2007 with persistent high pressure over the Beaufort Sea and easterly sector winds at
Barrow. However, in contrast with 2005 and 2007 this year is much cloudier (Figure 3).
Nevertheless, typically the Beaufort High breaks down sometime in early to mid-July so
it will only become apparent later in the month whether atmospheric circulation is
favoring ice retreat.
This outlook is based on heuristics and a statistical model for break-up timing (see
website at http://www.gi.alaska.edu/snowice/sea-lake-ice/Brw09/forecast/). Jing Zhang
and Jeremy Krieger kindly provided two-week WRF weather forecast model runs
Eicken et al.
Figure 1. Ice extent derived from passive microwave satellite data (SSM/I, data provided by NSIDC,
nsidc.org) for Pacific Arctic sector.
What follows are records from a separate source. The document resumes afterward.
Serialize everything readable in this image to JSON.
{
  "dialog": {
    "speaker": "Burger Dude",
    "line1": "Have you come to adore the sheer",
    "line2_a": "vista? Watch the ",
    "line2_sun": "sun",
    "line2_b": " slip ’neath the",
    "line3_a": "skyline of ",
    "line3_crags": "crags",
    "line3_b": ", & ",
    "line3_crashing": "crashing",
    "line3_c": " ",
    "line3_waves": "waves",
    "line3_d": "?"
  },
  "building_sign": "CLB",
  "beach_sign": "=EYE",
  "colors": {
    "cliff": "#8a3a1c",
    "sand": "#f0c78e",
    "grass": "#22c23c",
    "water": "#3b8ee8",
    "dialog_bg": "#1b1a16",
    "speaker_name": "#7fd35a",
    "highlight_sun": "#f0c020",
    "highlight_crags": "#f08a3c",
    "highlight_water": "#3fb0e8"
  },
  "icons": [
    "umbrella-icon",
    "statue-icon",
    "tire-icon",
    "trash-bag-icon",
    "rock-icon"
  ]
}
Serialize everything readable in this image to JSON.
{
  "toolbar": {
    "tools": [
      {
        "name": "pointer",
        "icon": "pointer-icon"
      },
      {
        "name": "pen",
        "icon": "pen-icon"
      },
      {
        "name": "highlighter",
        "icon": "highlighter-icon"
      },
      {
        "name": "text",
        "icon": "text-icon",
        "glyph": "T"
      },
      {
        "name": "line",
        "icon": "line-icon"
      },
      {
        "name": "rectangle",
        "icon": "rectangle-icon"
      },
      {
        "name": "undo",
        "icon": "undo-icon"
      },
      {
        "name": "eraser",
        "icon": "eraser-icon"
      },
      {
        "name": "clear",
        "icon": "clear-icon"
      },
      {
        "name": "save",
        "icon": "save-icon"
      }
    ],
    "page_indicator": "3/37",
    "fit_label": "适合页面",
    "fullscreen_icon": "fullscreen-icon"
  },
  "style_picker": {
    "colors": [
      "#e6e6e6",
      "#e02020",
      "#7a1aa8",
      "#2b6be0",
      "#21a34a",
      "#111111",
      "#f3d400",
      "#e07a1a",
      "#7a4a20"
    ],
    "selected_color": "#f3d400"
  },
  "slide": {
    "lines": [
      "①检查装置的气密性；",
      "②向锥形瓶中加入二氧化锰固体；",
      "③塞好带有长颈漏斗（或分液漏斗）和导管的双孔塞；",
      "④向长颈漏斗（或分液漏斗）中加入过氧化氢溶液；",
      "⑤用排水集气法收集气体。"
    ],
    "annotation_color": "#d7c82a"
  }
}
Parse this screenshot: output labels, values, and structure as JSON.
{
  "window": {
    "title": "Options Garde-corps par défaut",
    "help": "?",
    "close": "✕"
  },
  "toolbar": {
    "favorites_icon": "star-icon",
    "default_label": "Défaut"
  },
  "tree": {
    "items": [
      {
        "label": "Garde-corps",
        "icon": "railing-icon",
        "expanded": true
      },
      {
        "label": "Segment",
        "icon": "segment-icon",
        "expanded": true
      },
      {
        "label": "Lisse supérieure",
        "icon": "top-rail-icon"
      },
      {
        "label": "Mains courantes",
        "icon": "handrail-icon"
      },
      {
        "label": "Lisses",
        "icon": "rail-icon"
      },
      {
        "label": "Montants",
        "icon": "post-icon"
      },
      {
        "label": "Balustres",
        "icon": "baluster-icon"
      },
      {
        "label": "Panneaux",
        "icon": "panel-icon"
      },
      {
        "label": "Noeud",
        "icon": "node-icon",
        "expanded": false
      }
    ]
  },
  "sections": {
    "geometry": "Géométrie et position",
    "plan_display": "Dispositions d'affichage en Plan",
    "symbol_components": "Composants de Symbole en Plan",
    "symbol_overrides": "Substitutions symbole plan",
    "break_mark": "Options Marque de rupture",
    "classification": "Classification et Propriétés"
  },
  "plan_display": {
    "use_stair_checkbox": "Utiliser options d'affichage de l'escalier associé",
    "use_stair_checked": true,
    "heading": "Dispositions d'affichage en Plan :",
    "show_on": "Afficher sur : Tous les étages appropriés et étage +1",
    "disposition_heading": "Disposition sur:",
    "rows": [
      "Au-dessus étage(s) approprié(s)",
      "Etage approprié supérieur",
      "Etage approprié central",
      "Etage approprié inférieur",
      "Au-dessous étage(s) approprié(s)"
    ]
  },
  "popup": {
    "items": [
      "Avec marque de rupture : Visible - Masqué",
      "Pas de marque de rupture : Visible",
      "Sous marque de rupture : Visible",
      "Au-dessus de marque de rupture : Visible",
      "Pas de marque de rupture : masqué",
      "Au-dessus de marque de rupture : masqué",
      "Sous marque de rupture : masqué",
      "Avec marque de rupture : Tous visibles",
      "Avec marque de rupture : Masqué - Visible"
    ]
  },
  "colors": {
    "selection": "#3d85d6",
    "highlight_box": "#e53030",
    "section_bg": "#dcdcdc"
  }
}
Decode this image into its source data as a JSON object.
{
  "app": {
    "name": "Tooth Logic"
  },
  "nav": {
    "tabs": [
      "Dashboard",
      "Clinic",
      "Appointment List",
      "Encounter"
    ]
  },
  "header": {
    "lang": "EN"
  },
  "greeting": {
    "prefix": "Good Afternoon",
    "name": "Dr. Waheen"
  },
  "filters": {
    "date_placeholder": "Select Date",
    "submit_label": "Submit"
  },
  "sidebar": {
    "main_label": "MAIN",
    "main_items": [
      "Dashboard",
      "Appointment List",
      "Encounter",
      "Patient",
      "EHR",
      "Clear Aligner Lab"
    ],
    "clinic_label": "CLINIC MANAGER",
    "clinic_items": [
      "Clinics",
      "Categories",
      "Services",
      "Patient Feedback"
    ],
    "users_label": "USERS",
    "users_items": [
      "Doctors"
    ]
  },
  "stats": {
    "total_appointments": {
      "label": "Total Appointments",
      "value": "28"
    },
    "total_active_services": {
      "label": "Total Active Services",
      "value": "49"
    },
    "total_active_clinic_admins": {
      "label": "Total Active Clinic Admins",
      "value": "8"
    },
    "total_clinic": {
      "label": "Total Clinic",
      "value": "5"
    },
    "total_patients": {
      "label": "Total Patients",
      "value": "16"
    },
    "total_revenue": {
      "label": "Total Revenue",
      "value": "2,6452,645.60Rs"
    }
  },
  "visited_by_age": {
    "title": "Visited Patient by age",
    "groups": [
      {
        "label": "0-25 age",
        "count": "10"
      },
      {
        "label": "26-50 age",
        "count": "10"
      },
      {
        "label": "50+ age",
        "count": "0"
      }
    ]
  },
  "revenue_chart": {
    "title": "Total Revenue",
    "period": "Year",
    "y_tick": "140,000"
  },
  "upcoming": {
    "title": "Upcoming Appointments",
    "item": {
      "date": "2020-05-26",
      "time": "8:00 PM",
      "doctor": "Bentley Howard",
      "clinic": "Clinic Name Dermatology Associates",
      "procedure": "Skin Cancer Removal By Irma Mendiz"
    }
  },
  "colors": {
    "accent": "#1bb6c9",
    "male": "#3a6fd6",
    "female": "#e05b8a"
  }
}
Shown are observed ice edges for April and May along with “normal”
ice edges (median positions) from 1979 to 2008. Locations of the airborne surveys and coastal stations are
Figure 2. Same as Figure 1, but for ice extent on the first of May, June and July 2009.
Eicken et al.
Figure 3. Break-up timing and solar shortwave energy incident at the surface (mean and cumulative shown
on bottom and left axis, respectively) for 2009 (thick red line—observed as of July 6; thinner dark red
line—forecast) and other recent years. For prior years curves terminate at observed break-up. The
shortwave flux is used as an indicator for the combined effect of both radiative and wind forcings. The grey
area at the top corresponds to the seasonal stage at which ice break-up is imminent and determined by local
sealevel and winds. Details at http://www.gi.alaska.edu/snowice/sea-lake-ice/Brw09/forecast/.
Eicken et al.